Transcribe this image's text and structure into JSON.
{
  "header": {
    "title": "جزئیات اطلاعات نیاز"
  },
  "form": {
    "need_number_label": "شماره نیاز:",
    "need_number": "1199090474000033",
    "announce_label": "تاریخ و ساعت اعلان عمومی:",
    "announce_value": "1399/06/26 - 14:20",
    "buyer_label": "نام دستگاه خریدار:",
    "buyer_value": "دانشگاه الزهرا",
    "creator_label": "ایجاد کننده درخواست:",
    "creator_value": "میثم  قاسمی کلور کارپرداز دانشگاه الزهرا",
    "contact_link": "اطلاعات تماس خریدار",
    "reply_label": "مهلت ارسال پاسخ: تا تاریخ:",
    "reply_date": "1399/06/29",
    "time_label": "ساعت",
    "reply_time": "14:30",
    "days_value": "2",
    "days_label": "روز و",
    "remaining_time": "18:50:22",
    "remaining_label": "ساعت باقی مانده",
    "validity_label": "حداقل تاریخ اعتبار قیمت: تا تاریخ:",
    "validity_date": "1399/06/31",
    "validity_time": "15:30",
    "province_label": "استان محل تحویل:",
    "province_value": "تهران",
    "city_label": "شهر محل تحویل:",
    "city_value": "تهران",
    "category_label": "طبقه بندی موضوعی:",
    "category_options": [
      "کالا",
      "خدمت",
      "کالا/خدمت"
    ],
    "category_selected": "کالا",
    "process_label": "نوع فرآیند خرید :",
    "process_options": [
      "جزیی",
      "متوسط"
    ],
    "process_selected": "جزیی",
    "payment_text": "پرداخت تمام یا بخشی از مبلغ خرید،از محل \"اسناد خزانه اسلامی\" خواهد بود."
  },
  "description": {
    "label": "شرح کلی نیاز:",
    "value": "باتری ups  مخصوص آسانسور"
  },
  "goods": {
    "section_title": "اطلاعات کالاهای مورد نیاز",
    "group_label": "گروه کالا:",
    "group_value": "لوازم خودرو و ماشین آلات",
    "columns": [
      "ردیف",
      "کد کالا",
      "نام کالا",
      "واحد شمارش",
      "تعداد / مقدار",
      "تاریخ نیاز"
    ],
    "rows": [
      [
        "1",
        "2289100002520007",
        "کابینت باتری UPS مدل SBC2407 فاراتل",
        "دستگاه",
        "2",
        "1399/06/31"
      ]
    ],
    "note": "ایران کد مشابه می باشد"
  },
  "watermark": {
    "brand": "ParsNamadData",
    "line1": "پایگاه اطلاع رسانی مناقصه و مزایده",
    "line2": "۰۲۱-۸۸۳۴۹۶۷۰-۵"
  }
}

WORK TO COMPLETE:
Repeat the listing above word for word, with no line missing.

REPLY TO THE EXERCISE:
Transcribe this image's text and structure into JSON.
{
  "header": {
    "title": "جزئیات اطلاعات نیاز"
  },
  "form": {
    "need_number_label": "شماره نیاز:",
    "need_number": "1199090474000033",
    "announce_label": "تاریخ و ساعت اعلان عمومی:",
    "announce_value": "1399/06/26 - 14:20",
    "buyer_label": "نام دستگاه خریدار:",
    "buyer_value": "دانشگاه الزهرا",
    "creator_label": "ایجاد کننده درخواست:",
    "creator_value": "میثم  قاسمی کلور کارپرداز دانشگاه الزهرا",
    "contact_link": "اطلاعات تماس خریدار",
    "reply_label": "مهلت ارسال پاسخ: تا تاریخ:",
    "reply_date": "1399/06/29",
    "time_label": "ساعت",
    "reply_time": "14:30",
    "days_value": "2",
    "days_label": "روز و",
    "remaining_time": "18:50:22",
    "remaining_label": "ساعت باقی مانده",
    "validity_label": "حداقل تاریخ اعتبار قیمت: تا تاریخ:",
    "validity_date": "1399/06/31",
    "validity_time": "15:30",
    "province_label": "استان محل تحویل:",
    "province_value": "تهران",
    "city_label": "شهر محل تحویل:",
    "city_value": "تهران",
    "category_label": "طبقه بندی موضوعی:",
    "category_options": [
      "کالا",
      "خدمت",
      "کالا/خدمت"
    ],
    "category_selected": "کالا",
    "process_label": "نوع فرآیند خرید :",
    "process_options": [
      "جزیی",
      "متوسط"
    ],
    "process_selected": "جزیی",
    "payment_text": "پرداخت تمام یا بخشی از مبلغ خرید،از محل \"اسناد خزانه اسلامی\" خواهد بود."
  },
  "description": {
    "label": "شرح کلی نیاز:",
    "value": "باتری ups  مخصوص آسانسور"
  },
  "goods": {
    "section_title": "اطلاعات کالاهای مورد نیاز",
    "group_label": "گروه کالا:",
    "group_value": "لوازم خودرو و ماشین آلات",
    "columns": [
      "ردیف",
      "کد کالا",
      "نام کالا",
      "واحد شمارش",
      "تعداد / مقدار",
      "تاریخ نیاز"
    ],
    "rows": [
      [
        "1",
        "2289100002520007",
        "کابینت باتری UPS مدل SBC2407 فاراتل",
        "دستگاه",
        "2",
        "1399/06/31"
      ]
    ],
    "note": "ایران کد مشابه می باشد"
  },
  "watermark": {
    "brand": "ParsNamadData",
    "line1": "پایگاه اطلاع رسانی مناقصه و مزایده",
    "line2": "۰۲۱-۸۸۳۴۹۶۷۰-۵"
  }
}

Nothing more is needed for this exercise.